The planes reportedly dropped four cluster bombs—internationally banned munitions that explode on impact into smaller, anti-personnel bomblets—in Salqin, killing 40 civilians and injuring 28 more.
It was the beginning of a bloody week in northwestern Syria—one in which pro-opposition Syrian activists accused regime and Russian forces of using internationally banned weapons in a half dozen separate attacks across rebel-held Idlib province.
These attacks represent a “clear escalation” in the use of internationally banned weapons, Idlib Civil Defense spokesman Abdelhamid tells Syria Direct’s Waleed a-Nofal.
The recent “escalation” follows a US military strike on a Syrian government airbase last Thursday, described by the Trump administration as a response to the Assad regime’s use of chemical weapons banned under international law.
Q: Would you say that the regime and Russia have increased their use in Idlib province of internationally banned weapons—phosphorous and cluster munitions, for example—since the US strike on Shayrat airbase on 6 April?
Yes, there is a clear escalation. Russian Sukhoi Su-25 jets have been using S8 rockets since last Friday, as well as phosphorous and cluster munitions to target Idlib. They’ve clearly ramped up their use of cluster bombs and phosphorous, not to mention conventional weaponry.
Photos and a diagram of an S8 rocket similar to those used by Russian and Syrian forces. Photo courtesy of Creative Commons.
Q: How much did the frequency of military strikes using internationally banned weapons increase after the American attack on the Shayrat airbase? How many attacks have happened since then?
The regime’s military escalation in Idlib began about a year ago, utilizing different weapons. But after the American strike on the Shayrat airbase, the number of attacks in Idlib using cluster bombs and phosphorus increased by more than 50 percent, compared with before the American strike.
A warning sign rests above an undetonated cluster bomblet in Idlib province on April 11. Photo Courtesy of Idlib Civil Defense.

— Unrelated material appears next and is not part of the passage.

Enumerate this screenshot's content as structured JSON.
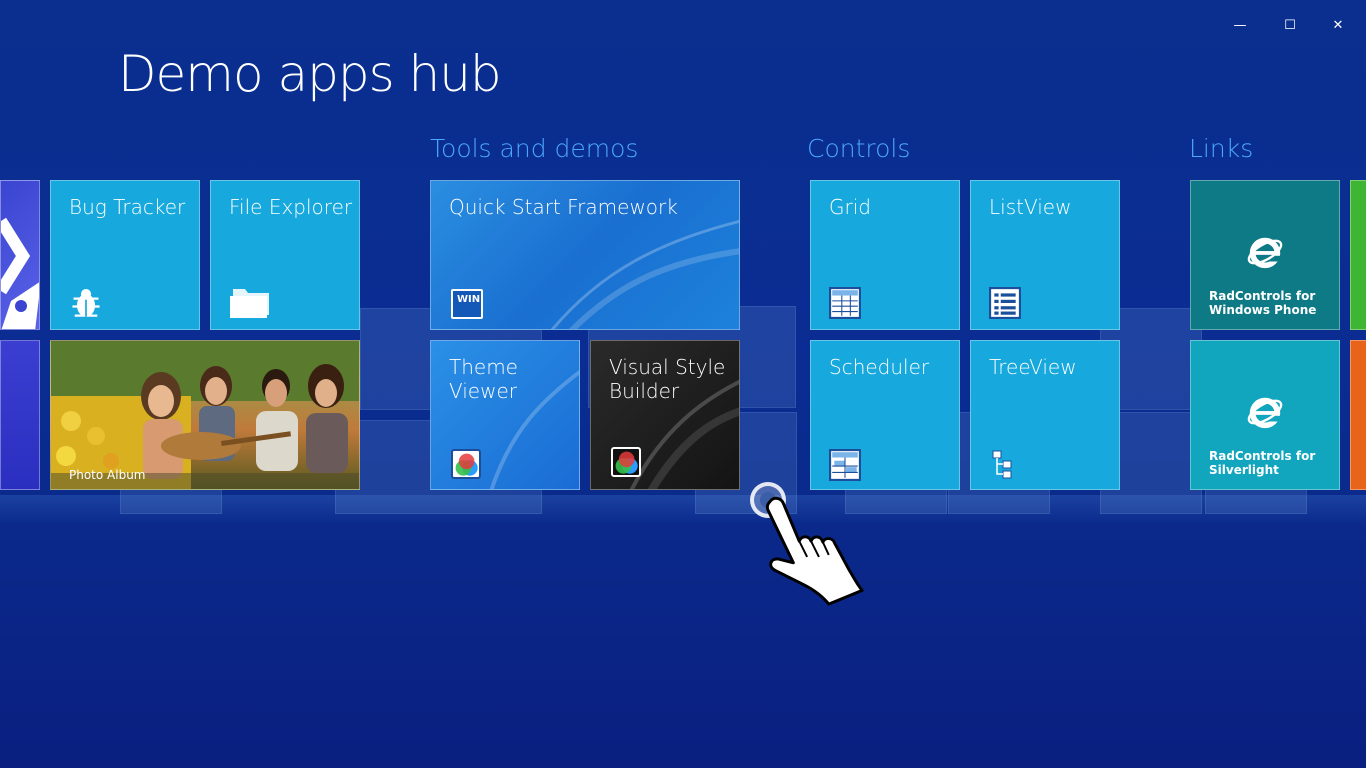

[Ed.: The number of cluster bomb strikes from April 5–10 alone is double the weekly average for 2016–2017, according to a report released in February by the Syrian Network for Human Rights (SNHR). SNHR and multiple Civil Defense sources assert that the usage of incendiary weapons sharply increased after the American strike on Shayrat airbase.]

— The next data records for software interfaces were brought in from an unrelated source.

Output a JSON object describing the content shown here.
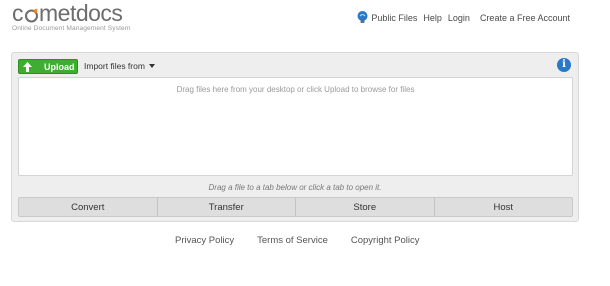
{
  "header": {
    "logo_text_pre": "c",
    "logo_text_post": "metdocs",
    "tagline": "Online Document Management System",
    "nav": {
      "public_files": "Public Files",
      "help": "Help",
      "login": "Login",
      "create_account": "Create a Free Account"
    }
  },
  "toolbar": {
    "upload_label": "Upload",
    "import_label": "Import files from"
  },
  "dropzone": {
    "text": "Drag files here from your desktop or click Upload to browse for files"
  },
  "drag_hint": "Drag a file to a tab below or click a tab to open it.",
  "tabs": [
    {
      "label": "Convert"
    },
    {
      "label": "Transfer"
    },
    {
      "label": "Store"
    },
    {
      "label": "Host"
    }
  ],
  "footer": {
    "privacy": "Privacy Policy",
    "terms": "Terms of Service",
    "copyright": "Copyright Policy"
  },
  "colors": {
    "accent_green": "#3fac32",
    "info_blue": "#2a79c9",
    "logo_orange": "#f0821e"
  },
  "icons": {
    "upload": "up-arrow-icon",
    "public_files": "lightbulb-icon",
    "info": "info-icon",
    "logo_o": "comet-icon"
  }
}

There have been seven incendiary and cluster bomb strikes since last Friday, with most areas being struck repeatedly by these internationally banned weapons.
Q: What difficulties are the Civil Defense facing in dealing with these internationally prohibited weapons?
There are many difficulties, such as the regime’s use of cluster bombs.
These bombs are used widely and children approach them because they resemble toys. It’s becomes more difficult to deal with them.